Apple’s iCloud backup service is widely being blamed as the target successfully hacked to gain access to this material—but really, this could have gone down in a number of different ways. And I think these scenarios are worth sharing so that you don’t ever suffer a data breach of your own.

1. iCloud

Let’s get Apple out of the way first. It has yet to be proven that this is, in fact, the vulnerability that led to the leak, but there was apparently a flaw in the implementation of Apple’s “Find My iPhone” service—which has since been patched. As The Next Web explains, prior the patch there was apparently no limit on the number of attempts someone could make to recover an Apple ID password. Thus, if you had the email address associated with someone’s Apple ID you could use a simple script to execute a brute-force attack, repeatedly guessing a password many times a second until you eventually came across the right one.

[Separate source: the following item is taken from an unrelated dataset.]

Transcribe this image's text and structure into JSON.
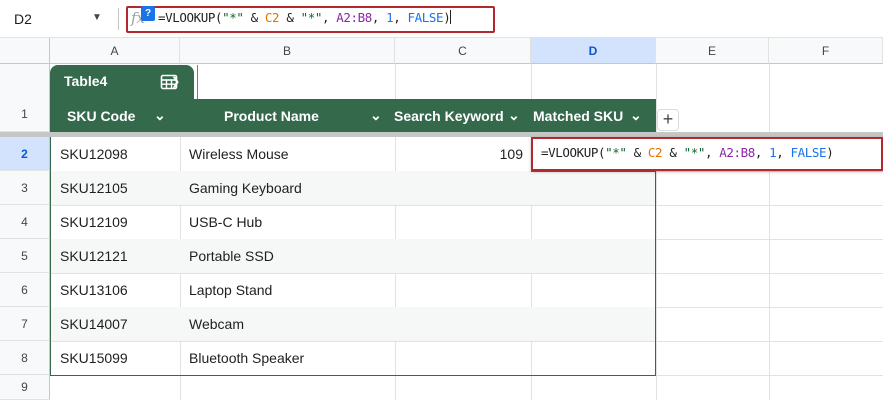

Lesson: If ever there was a case to be made for two-factor authentication, this would be it.

2. WiFi

Business Insider has an interesting theory; the point-of-entry for this stolen data might have been something as innocuous as the WiFi at the Emmy Awards. Anyone with the right tools and access to that network could potentially sniff packets and capture email addresses, passwords and more. Depending on how the network is set up this could be a trivial thing to accomplish; I’ve seen it done with my own two eyes.

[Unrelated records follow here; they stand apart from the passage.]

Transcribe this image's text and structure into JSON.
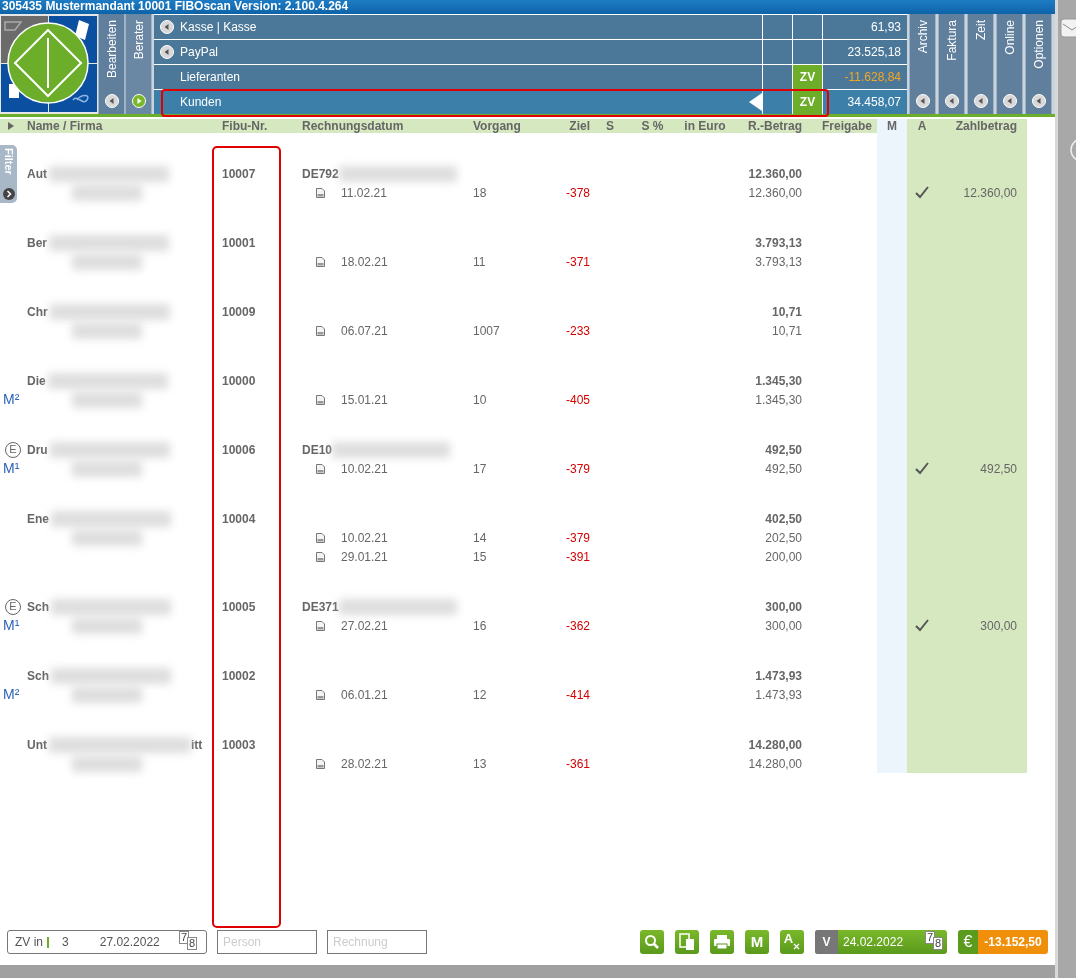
{
  "title": "305435 Mustermandant 10001 FIBOscan Version: 2.100.4.264",
  "side_tabs": [
    {
      "label": "Bearbeiten",
      "active": false
    },
    {
      "label": "Berater",
      "active": true
    }
  ],
  "accounts": [
    {
      "label": "Kasse | Kasse",
      "has_arrow": true,
      "amount": "61,93",
      "negative": false,
      "selected": false
    },
    {
      "label": "PayPal",
      "has_arrow": true,
      "amount": "23.525,18",
      "negative": false,
      "selected": false
    },
    {
      "label": "Lieferanten",
      "has_arrow": false,
      "zv": "ZV",
      "amount": "-11.628,84",
      "negative": true,
      "selected": false
    },
    {
      "label": "Kunden",
      "has_arrow": false,
      "zv": "ZV",
      "amount": "34.458,07",
      "negative": false,
      "selected": true
    }
  ],
  "right_tabs": [
    "Archiv",
    "Faktura",
    "Zeit",
    "Online",
    "Optionen"
  ],
  "filter_tab": "Filter",
  "columns": [
    "Name / Firma",
    "Fibu-Nr.",
    "Rechnungsdatum",
    "Vorgang",
    "Ziel",
    "S",
    "S %",
    "in Euro",
    "R.-Betrag",
    "Freigabe",
    "M",
    "A",
    "Zahlbetrag"
  ],
  "customers": [
    {
      "name": "Aut",
      "fibu": "10007",
      "ustid": "DE792",
      "total": "12.360,00",
      "invoices": [
        {
          "date": "11.02.21",
          "vorgang": "18",
          "ziel": "-378",
          "betrag": "12.360,00",
          "approved": true,
          "zahlbetrag": "12.360,00"
        }
      ]
    },
    {
      "name": "Ber",
      "fibu": "10001",
      "total": "3.793,13",
      "invoices": [
        {
          "date": "18.02.21",
          "vorgang": "11",
          "ziel": "-371",
          "betrag": "3.793,13",
          "approved": false
        }
      ]
    },
    {
      "name": "Chr",
      "fibu": "10009",
      "total": "10,71",
      "invoices": [
        {
          "date": "06.07.21",
          "vorgang": "1007",
          "ziel": "-233",
          "betrag": "10,71",
          "approved": false
        }
      ]
    },
    {
      "name": "Die",
      "m_badge": "M²",
      "fibu": "10000",
      "total": "1.345,30",
      "invoices": [
        {
          "date": "15.01.21",
          "vorgang": "10",
          "ziel": "-405",
          "betrag": "1.345,30",
          "approved": false
        }
      ]
    },
    {
      "name": "Dru",
      "e_badge": "E",
      "m_badge": "M¹",
      "fibu": "10006",
      "ustid": "DE10",
      "total": "492,50",
      "invoices": [
        {
          "date": "10.02.21",
          "vorgang": "17",
          "ziel": "-379",
          "betrag": "492,50",
          "approved": true,
          "zahlbetrag": "492,50"
        }
      ]
    },
    {
      "name": "Ene",
      "fibu": "10004",
      "total": "402,50",
      "invoices": [
        {
          "date": "10.02.21",
          "vorgang": "14",
          "ziel": "-379",
          "betrag": "202,50",
          "approved": false
        },
        {
          "date": "29.01.21",
          "vorgang": "15",
          "ziel": "-391",
          "betrag": "200,00",
          "approved": false
        }
      ]
    },
    {
      "name": "Sch",
      "e_badge": "E",
      "m_badge": "M¹",
      "fibu": "10005",
      "ustid": "DE371",
      "total": "300,00",
      "invoices": [
        {
          "date": "27.02.21",
          "vorgang": "16",
          "ziel": "-362",
          "betrag": "300,00",
          "approved": true,
          "zahlbetrag": "300,00"
        }
      ]
    },
    {
      "name": "Sch",
      "m_badge": "M²",
      "fibu": "10002",
      "total": "1.473,93",
      "invoices": [
        {
          "date": "06.01.21",
          "vorgang": "12",
          "ziel": "-414",
          "betrag": "1.473,93",
          "approved": false
        }
      ]
    },
    {
      "name": "Unt",
      "name_end": "itt",
      "fibu": "10003",
      "total": "14.280,00",
      "invoices": [
        {
          "date": "28.02.21",
          "vorgang": "13",
          "ziel": "-361",
          "betrag": "14.280,00",
          "approved": false
        }
      ]
    }
  ],
  "bottom": {
    "zv_label": "ZV in",
    "zv_count": "3",
    "zv_date": "27.02.2022",
    "calendar_digits": [
      "7",
      "8"
    ],
    "person_placeholder": "Person",
    "rechnung_placeholder": "Rechnung",
    "toolbar": [
      {
        "kind": "search"
      },
      {
        "kind": "copy"
      },
      {
        "kind": "print"
      },
      {
        "kind": "letter",
        "label": "M"
      },
      {
        "kind": "clear",
        "label": "A"
      }
    ],
    "date_prefix": "V",
    "date": "24.02.2022",
    "date_calendar_digits": [
      "7",
      "8"
    ],
    "currency": "€",
    "sum": "-13.152,50"
  }
}
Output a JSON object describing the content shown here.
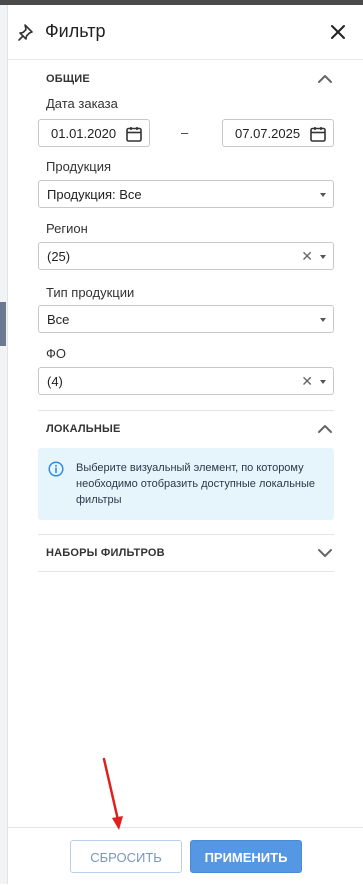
{
  "panel": {
    "title": "Фильтр"
  },
  "sections": {
    "general": {
      "label": "ОБЩИЕ",
      "order_date": {
        "label": "Дата заказа",
        "from": "01.01.2020",
        "separator": "–",
        "to": "07.07.2025"
      },
      "products": {
        "label": "Продукция",
        "value": "Продукция: Все"
      },
      "region": {
        "label": "Регион",
        "value": "(25)"
      },
      "product_type": {
        "label": "Тип продукции",
        "value": "Все"
      },
      "fo": {
        "label": "ФО",
        "value": "(4)"
      }
    },
    "local": {
      "label": "ЛОКАЛЬНЫЕ",
      "info_text": "Выберите визуальный элемент, по которому необходимо отобразить доступные локальные фильтры"
    },
    "filter_sets": {
      "label": "НАБОРЫ ФИЛЬТРОВ"
    }
  },
  "footer": {
    "reset_label": "СБРОСИТЬ",
    "apply_label": "ПРИМЕНИТЬ"
  },
  "icons": {
    "pin": "pin-icon",
    "close": "close-icon",
    "calendar": "calendar-icon",
    "chevron_up": "chevron-up-icon",
    "chevron_down": "chevron-down-icon",
    "info": "info-icon",
    "clear": "clear-icon",
    "caret": "caret-down-icon"
  },
  "colors": {
    "accent": "#5597e2",
    "info_bg": "#e6f4fc",
    "info_icon": "#2f8ee0",
    "annotation_arrow": "#e02020"
  }
}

Lesson: Free WiFi networks may end up costing you in other ways.

3. Not One, But Many Exploits

I found this screen grab on Imgur with a possible explanation (and some NSFW language) of how the leak might have come about. Without going into too much detail it describes a secret circle of 4chan users who trade stolen celebrity photos, photos which could have been obtained any number of ways. So what seems like a massive data breach that happened all at once might actually be a dump of illicit material collected over time. This theory seems to jibe with what some of the affected celebrities have said, that the leaked media was wiped from their devices a long time ago.

Lesson: This is, I think, more about being generally vigilant when it comes to the security of your personal data. There are lots of ways to do it, and lots of ways to slip up.

I suppose too there’s the consideration of what you choose to upload to the Internet and/or send through it. I honestly don’t think I have the authority to comment on this—at the risk of showing my age, I’m from a generation where we didn’t send naked photos of ourselves to people we liked. Sucks to be me, I guess…